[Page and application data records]
- Opening Delimiter -
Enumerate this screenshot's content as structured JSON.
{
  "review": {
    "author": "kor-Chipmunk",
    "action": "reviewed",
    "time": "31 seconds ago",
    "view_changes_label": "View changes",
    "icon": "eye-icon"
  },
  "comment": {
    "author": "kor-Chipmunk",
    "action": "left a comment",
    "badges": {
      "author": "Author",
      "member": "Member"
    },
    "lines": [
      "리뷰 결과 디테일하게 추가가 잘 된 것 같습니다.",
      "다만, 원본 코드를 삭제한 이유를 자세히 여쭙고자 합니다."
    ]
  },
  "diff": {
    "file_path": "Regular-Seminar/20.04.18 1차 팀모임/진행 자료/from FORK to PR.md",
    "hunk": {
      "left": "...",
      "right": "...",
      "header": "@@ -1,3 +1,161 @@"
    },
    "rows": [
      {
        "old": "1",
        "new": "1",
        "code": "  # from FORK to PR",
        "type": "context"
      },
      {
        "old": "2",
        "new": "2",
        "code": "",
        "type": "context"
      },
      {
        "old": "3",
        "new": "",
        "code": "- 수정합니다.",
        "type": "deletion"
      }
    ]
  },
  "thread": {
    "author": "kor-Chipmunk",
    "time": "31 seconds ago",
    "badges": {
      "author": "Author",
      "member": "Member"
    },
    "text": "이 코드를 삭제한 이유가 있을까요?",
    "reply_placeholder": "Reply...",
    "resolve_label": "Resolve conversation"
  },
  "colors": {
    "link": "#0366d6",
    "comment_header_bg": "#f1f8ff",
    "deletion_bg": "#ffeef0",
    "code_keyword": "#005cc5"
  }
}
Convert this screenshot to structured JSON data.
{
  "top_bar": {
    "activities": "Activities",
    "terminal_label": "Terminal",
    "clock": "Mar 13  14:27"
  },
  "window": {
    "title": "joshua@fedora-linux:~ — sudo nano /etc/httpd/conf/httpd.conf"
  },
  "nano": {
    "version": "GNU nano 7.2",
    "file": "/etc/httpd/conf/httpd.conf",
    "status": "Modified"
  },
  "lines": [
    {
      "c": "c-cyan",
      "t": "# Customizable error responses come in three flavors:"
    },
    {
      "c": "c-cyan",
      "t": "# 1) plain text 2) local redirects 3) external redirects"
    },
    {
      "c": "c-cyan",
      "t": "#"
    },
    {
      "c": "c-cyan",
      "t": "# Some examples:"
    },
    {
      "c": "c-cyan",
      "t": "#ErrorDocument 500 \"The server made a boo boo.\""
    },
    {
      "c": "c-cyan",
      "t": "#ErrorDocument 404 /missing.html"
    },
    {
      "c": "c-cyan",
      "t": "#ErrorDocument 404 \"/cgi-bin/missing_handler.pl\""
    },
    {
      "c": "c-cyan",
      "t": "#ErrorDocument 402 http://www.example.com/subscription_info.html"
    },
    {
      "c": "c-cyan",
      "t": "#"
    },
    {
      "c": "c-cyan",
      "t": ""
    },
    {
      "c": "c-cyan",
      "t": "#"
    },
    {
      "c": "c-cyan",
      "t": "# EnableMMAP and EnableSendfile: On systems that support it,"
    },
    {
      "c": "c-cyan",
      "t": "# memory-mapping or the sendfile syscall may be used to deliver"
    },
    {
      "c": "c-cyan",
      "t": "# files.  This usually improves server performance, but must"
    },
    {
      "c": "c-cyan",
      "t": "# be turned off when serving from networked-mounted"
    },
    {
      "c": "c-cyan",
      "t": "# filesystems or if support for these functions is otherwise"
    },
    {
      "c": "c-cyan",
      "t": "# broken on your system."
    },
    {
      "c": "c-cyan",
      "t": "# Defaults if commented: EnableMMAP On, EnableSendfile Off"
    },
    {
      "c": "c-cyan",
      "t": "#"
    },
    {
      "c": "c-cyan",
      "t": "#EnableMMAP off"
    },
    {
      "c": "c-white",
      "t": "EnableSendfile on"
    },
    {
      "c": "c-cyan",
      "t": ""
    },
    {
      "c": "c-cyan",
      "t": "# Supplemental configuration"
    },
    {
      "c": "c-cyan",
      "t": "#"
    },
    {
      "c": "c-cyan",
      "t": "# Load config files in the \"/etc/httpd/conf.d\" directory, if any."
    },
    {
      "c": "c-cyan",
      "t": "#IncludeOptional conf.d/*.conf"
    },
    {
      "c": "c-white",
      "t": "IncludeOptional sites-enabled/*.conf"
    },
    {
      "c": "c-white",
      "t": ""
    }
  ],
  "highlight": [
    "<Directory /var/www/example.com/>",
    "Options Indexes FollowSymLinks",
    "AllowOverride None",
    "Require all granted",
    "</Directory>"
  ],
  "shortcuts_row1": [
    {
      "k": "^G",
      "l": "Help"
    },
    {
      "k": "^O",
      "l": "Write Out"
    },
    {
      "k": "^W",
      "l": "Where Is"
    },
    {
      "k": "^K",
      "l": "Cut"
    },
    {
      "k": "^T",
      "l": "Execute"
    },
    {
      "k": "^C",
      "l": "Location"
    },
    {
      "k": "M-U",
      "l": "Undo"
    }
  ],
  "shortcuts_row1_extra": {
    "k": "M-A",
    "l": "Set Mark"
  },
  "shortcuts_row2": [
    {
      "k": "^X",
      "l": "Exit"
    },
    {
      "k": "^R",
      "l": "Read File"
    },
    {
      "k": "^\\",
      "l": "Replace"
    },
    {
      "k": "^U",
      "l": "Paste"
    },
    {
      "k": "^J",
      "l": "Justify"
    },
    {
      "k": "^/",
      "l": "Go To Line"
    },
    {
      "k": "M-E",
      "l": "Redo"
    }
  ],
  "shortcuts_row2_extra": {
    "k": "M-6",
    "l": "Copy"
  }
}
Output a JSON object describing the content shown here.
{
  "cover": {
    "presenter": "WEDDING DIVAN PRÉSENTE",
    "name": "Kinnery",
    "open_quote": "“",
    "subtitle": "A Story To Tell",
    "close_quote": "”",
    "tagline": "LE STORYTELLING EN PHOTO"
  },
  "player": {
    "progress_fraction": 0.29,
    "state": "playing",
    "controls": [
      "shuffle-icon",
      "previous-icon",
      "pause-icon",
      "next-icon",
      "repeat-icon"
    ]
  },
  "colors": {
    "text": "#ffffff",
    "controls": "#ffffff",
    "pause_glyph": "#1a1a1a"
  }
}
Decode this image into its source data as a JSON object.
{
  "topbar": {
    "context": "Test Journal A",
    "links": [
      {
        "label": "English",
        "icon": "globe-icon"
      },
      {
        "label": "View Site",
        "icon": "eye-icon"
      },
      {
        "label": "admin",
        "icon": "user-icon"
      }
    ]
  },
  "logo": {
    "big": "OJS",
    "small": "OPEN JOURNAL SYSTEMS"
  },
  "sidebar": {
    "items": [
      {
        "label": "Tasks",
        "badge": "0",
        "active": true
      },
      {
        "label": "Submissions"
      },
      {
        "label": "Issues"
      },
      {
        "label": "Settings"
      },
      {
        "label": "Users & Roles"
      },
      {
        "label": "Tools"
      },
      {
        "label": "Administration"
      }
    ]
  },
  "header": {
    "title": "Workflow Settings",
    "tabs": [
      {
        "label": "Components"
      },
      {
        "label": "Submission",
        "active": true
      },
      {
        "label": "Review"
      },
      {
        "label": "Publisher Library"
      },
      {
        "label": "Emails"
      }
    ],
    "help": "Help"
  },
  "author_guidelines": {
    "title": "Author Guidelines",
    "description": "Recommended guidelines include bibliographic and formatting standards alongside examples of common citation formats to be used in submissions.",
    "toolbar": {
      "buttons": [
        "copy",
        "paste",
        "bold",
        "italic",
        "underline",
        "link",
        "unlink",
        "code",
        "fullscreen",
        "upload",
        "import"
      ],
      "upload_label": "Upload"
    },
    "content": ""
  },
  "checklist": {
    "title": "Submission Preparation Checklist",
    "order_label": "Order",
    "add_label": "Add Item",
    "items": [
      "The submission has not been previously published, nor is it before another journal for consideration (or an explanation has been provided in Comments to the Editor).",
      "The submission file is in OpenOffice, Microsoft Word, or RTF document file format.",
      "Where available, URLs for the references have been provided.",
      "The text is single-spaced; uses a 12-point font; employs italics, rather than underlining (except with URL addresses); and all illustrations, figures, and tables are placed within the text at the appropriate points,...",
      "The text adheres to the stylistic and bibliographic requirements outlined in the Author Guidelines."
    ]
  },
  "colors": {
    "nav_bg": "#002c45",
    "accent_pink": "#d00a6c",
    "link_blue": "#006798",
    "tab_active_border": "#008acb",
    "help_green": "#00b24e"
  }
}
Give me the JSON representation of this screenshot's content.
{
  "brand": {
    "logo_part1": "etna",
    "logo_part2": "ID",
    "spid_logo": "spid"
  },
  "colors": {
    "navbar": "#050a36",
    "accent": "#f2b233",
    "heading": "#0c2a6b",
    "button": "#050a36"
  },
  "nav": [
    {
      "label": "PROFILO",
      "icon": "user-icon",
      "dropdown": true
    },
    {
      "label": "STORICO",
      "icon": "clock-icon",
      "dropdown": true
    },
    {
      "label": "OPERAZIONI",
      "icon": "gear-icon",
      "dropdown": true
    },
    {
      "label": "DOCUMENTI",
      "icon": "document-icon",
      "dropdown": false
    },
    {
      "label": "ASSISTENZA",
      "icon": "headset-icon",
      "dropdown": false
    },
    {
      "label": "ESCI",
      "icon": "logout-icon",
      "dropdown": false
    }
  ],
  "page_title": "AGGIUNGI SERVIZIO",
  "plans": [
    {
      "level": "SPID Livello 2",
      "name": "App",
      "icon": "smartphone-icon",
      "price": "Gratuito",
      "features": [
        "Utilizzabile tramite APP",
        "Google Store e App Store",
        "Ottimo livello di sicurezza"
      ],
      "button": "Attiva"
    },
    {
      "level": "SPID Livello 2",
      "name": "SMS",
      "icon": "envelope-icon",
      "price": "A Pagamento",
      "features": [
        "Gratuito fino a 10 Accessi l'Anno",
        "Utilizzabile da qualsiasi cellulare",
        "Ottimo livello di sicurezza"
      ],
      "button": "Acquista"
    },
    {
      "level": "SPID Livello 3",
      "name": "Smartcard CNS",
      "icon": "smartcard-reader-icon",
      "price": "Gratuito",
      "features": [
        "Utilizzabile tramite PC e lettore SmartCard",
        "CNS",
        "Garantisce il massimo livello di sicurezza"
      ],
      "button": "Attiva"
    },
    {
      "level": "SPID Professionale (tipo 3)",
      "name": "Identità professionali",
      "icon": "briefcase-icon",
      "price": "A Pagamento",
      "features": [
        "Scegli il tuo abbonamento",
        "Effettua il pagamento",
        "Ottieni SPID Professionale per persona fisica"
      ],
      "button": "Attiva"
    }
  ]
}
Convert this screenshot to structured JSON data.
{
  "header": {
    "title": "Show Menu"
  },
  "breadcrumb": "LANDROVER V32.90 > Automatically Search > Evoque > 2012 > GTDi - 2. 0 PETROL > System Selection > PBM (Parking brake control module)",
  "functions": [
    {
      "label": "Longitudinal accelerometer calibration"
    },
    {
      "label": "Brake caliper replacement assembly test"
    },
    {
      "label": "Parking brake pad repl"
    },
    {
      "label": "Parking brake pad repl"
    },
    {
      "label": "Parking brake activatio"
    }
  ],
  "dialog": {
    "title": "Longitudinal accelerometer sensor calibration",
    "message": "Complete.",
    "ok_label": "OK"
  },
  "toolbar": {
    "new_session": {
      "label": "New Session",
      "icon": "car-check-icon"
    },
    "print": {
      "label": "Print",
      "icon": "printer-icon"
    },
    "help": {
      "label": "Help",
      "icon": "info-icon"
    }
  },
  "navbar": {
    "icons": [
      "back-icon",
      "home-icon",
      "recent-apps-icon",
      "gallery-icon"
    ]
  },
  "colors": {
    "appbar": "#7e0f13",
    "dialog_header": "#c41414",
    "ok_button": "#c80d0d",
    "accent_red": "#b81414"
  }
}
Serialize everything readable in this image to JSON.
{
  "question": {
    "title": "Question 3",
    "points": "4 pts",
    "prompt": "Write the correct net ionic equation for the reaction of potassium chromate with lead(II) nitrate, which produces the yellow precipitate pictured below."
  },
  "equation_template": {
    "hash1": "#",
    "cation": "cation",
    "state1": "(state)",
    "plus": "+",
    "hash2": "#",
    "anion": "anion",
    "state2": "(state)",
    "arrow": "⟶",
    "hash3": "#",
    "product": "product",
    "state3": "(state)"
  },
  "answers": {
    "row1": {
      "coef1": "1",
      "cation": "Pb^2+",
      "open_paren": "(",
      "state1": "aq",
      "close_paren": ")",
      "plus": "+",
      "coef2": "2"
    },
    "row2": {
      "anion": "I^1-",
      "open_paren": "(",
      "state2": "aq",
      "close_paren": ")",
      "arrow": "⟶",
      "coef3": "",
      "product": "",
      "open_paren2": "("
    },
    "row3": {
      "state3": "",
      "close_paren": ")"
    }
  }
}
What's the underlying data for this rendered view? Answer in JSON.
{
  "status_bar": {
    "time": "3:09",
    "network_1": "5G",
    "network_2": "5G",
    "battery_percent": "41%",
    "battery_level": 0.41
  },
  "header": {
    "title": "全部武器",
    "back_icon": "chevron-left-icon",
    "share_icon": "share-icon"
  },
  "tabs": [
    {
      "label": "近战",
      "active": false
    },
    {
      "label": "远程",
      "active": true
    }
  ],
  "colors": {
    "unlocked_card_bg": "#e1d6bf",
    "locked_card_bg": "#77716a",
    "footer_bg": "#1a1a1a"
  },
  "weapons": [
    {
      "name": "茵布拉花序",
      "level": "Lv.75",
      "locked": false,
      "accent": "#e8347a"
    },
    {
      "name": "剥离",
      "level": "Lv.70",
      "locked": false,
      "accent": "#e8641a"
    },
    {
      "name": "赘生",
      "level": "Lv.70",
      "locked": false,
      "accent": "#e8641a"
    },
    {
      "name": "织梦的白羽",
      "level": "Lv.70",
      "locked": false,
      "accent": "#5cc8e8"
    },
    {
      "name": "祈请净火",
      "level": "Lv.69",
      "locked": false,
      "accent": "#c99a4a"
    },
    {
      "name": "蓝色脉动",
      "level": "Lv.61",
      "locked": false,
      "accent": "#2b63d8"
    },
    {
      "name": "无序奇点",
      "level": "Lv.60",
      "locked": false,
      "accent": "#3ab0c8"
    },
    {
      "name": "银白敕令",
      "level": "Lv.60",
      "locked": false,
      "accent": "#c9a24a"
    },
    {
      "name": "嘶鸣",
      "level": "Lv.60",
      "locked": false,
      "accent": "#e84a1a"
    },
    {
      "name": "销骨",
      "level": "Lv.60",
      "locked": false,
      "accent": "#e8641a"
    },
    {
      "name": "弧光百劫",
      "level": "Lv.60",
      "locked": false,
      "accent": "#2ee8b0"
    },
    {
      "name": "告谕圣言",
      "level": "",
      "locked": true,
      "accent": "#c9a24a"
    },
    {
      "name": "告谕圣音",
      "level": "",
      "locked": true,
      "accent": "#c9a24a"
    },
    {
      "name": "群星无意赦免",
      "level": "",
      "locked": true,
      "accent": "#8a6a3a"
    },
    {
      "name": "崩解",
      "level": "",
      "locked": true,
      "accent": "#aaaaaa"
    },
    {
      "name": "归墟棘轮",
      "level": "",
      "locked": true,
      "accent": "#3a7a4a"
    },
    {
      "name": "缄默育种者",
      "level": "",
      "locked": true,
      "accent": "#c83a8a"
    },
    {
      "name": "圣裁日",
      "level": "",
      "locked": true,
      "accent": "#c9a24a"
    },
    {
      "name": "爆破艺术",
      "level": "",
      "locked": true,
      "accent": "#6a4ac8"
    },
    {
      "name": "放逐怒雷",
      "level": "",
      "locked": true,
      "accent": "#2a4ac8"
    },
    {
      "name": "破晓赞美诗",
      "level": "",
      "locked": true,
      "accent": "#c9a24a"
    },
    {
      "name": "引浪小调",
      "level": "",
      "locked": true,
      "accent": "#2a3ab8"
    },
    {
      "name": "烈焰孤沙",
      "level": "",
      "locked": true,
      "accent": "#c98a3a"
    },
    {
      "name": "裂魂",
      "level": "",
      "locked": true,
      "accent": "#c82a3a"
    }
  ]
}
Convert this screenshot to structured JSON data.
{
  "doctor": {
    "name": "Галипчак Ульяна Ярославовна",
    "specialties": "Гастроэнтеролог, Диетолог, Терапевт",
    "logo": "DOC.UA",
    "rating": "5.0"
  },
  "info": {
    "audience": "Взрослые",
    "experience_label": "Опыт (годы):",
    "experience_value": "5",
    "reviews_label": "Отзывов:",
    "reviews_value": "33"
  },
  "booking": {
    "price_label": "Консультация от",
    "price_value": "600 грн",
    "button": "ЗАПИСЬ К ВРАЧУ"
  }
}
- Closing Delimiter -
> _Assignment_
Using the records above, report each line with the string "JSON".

> _Solution for this problem_
Enumerate this screenshot's content as structured JSON.
Convert this screenshot to structured JSON data.
Output a JSON object describing the content shown here.
Decode this image into its source data as a JSON object.
Give me the JSON representation of this screenshot's content.
Convert this screenshot to structured JSON data.
Serialize everything readable in this image to JSON.
What's the underlying data for this rendered view? Answer in JSON.
Convert this screenshot to structured JSON data.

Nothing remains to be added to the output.